▶ WHAT YOU SHOULD DO:
Copy each entry below without any change.

▶ DATASET RECORDS:
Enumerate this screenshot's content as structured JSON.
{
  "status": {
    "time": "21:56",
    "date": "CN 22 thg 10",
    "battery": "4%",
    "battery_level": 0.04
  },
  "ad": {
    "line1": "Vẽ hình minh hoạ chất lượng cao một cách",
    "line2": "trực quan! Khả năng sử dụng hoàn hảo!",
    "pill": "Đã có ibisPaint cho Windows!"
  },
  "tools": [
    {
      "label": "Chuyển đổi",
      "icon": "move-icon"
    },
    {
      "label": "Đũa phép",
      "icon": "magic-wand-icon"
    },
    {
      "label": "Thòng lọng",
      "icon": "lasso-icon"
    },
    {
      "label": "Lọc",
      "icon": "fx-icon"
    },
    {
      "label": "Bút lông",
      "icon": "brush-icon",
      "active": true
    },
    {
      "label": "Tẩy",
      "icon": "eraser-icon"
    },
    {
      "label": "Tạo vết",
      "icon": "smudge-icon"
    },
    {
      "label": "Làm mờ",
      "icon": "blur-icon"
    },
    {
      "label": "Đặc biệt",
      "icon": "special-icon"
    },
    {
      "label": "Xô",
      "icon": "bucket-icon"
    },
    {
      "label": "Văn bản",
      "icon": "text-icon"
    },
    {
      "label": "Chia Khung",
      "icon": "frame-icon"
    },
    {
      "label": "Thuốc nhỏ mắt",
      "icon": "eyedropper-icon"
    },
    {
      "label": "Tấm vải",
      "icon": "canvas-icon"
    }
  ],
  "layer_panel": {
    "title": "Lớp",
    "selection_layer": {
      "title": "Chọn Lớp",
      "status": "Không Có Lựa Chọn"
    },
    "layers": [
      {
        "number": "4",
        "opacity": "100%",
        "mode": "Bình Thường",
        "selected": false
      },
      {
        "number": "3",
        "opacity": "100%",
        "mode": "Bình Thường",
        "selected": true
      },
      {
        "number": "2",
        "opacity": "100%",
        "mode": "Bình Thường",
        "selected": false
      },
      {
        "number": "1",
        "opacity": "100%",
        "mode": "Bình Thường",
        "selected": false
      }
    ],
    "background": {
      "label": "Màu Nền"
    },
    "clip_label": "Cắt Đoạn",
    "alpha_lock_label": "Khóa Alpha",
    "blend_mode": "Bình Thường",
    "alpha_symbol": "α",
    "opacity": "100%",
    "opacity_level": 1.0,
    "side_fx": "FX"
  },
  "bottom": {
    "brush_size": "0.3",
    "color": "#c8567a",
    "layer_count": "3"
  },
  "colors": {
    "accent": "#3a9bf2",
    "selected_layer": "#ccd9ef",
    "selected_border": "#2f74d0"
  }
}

▶ REPLY TO THE TASK:
Enumerate this screenshot's content as structured JSON.
{
  "status": {
    "time": "21:56",
    "date": "CN 22 thg 10",
    "battery": "4%",
    "battery_level": 0.04
  },
  "ad": {
    "line1": "Vẽ hình minh hoạ chất lượng cao một cách",
    "line2": "trực quan! Khả năng sử dụng hoàn hảo!",
    "pill": "Đã có ibisPaint cho Windows!"
  },
  "tools": [
    {
      "label": "Chuyển đổi",
      "icon": "move-icon"
    },
    {
      "label": "Đũa phép",
      "icon": "magic-wand-icon"
    },
    {
      "label": "Thòng lọng",
      "icon": "lasso-icon"
    },
    {
      "label": "Lọc",
      "icon": "fx-icon"
    },
    {
      "label": "Bút lông",
      "icon": "brush-icon",
      "active": true
    },
    {
      "label": "Tẩy",
      "icon": "eraser-icon"
    },
    {
      "label": "Tạo vết",
      "icon": "smudge-icon"
    },
    {
      "label": "Làm mờ",
      "icon": "blur-icon"
    },
    {
      "label": "Đặc biệt",
      "icon": "special-icon"
    },
    {
      "label": "Xô",
      "icon": "bucket-icon"
    },
    {
      "label": "Văn bản",
      "icon": "text-icon"
    },
    {
      "label": "Chia Khung",
      "icon": "frame-icon"
    },
    {
      "label": "Thuốc nhỏ mắt",
      "icon": "eyedropper-icon"
    },
    {
      "label": "Tấm vải",
      "icon": "canvas-icon"
    }
  ],
  "layer_panel": {
    "title": "Lớp",
    "selection_layer": {
      "title": "Chọn Lớp",
      "status": "Không Có Lựa Chọn"
    },
    "layers": [
      {
        "number": "4",
        "opacity": "100%",
        "mode": "Bình Thường",
        "selected": false
      },
      {
        "number": "3",
        "opacity": "100%",
        "mode": "Bình Thường",
        "selected": true
      },
      {
        "number": "2",
        "opacity": "100%",
        "mode": "Bình Thường",
        "selected": false
      },
      {
        "number": "1",
        "opacity": "100%",
        "mode": "Bình Thường",
        "selected": false
      }
    ],
    "background": {
      "label": "Màu Nền"
    },
    "clip_label": "Cắt Đoạn",
    "alpha_lock_label": "Khóa Alpha",
    "blend_mode": "Bình Thường",
    "alpha_symbol": "α",
    "opacity": "100%",
    "opacity_level": 1.0,
    "side_fx": "FX"
  },
  "bottom": {
    "brush_size": "0.3",
    "color": "#c8567a",
    "layer_count": "3"
  },
  "colors": {
    "accent": "#3a9bf2",
    "selected_layer": "#ccd9ef",
    "selected_border": "#2f74d0"
  }
}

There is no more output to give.